CNS examined the location for the 598 cash advance shop authorized in Virginia by April 7. The studies checked out the quantity of payday creditors by Zip code and by area code tabulation community. (A ZCTA was a place in accordance with the fundamental three digits of a Zip rule.) The research in addition included revenue and impoverishment data from the U.S. Census Bureau. A map of the state’s payday loan online locations can be acquired below.

All-around, Virginia experienced about eight pay day loan shop for each and every 100,000 someone. The state’s median domestic income am $46,677, and 9.6 percent of Virginians resided in impoverishment, in accordance with the popular census reports.
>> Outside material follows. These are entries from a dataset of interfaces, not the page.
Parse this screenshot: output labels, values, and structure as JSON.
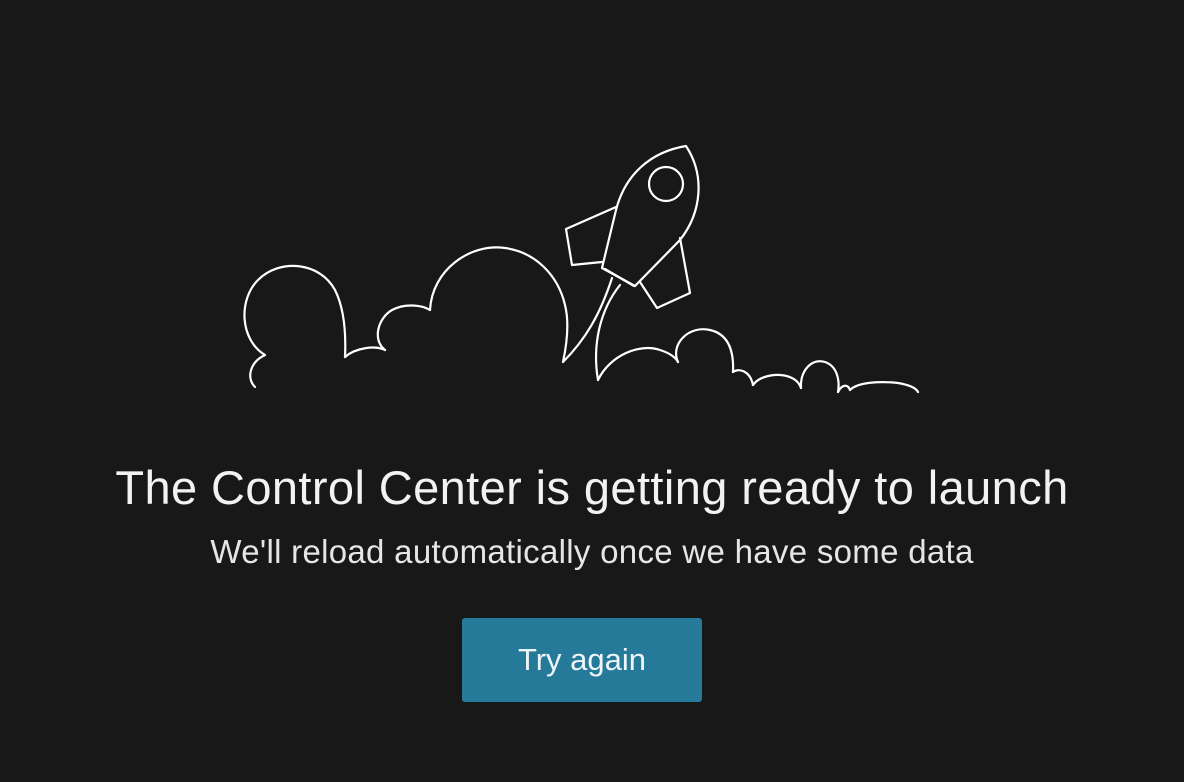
{
  "illustration": {
    "icon": "rocket-launch-icon",
    "stroke_color": "#ffffff"
  },
  "message": {
    "title": "The Control Center is getting ready to launch",
    "subtitle": "We'll reload automatically once we have some data"
  },
  "actions": {
    "retry_label": "Try again"
  },
  "colors": {
    "background": "#181818",
    "button": "#267a99",
    "text": "#f2f2f2"
  }
}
The 232 ZCTA, which involves Richmond, received around 11 payday advance loan shops per 100,000 individuals for at most 55 shop. The average household money discover $41,342 and most 12 % of occupants stay below the impoverishment series.

Destinations with the most payday financial institutions per capita had been very much poorer compared to the county in general:

  • Portsmouth got about 25 payday loans storage per 100,000 customers. The location got a poverty rate of 16.2 %.
  • Norfolk got regarding 20 pay day loan vendors per 100,000 customers. The typical house money had been $25,827, and its poverty rates got 18 per cent.
  • Southwest Virginia got about 15 payday financial institutions per 100,000 locals. Its typical household profit would be $31,864, and its own poverty rates was actually 19.3 percentage.
  • The routine held valid for Zip rules, as well. For instance, 29 Virginia Zip programs received better payday creditors than loan providers. The Census Bureau experienced demographic facts on 23 regarding Zip requirements (the others are newly produced). Of those 23 Zip rules, 21 experienced a median home revenues underneath the statewide mean.

    The alternative array can be advising: High-income markets got very few payday lenders. Like, the 221 and 201 ZCTAs – swaths of Northern Virginia with average residence incomes of just about $78,000 – each experienced a couple of payday creditors per 100,000 owners.

    “They’re certainly not during my location, I realize that,” Graves stated. “And I’m a white chap from your middle-income group.”

    His own researchers have found out that payday creditors congregate near military services angles. Graves gotn’t surprised that Portsmouth and Norfolk, that have a large number of serviceman, received a large number of payday loans operations.

    “Those would be the heaviest density in every county around unfalteringly,” Graves said. In most states they have examined, the “Zip rule by using the maximum attention of payday loan providers got adjacent to a military standard. How will you say you’re certainly not focusing on the armed forces?”

    In 2006, the us government enacted a guidelines to prohibit lenders from creating money in excess of 36 percent attention to military services families. Congress was actually responding to accusations that payday financial institutions happened to be preying on serviceman.

    But payday financing procedure preserve that they are maybe not focusing on specific organizations.

    “That’s an accusations where the facts on the thing don’t match,” Fulmer mentioned.

    The guy classified a standard payday loan online consumer when you own a house with a middle-income group, increased faculty degree and several college or university knowledge.

    The shoppers are generally group like Brenda Cherokee, who had been on CheckSmart stock, 4503 W. wide St., on a recently available Wednesday. Cherokee have simply generated a payment on the fifth payday loans from earlier annum.

    “I chose it over additional options given that it am an instantaneous demand, and I also didn’t have sufficient to pay for the cost during my economy,” she said.

    Cherokee, a nurse, explained she uses pay day loans sensibly and will pay these people down the minute possible.

    “Some visitors dont,” she explained. “They need significantly more than they’re able to pay for, following these people find these people can’t enjoy on their own away from that ditch.”

    Sara Griffith and Josephine Varnier tends to be news media children at Virginia Commonwealth institution. The two added this document throughout the budget News program.

    Comments (0)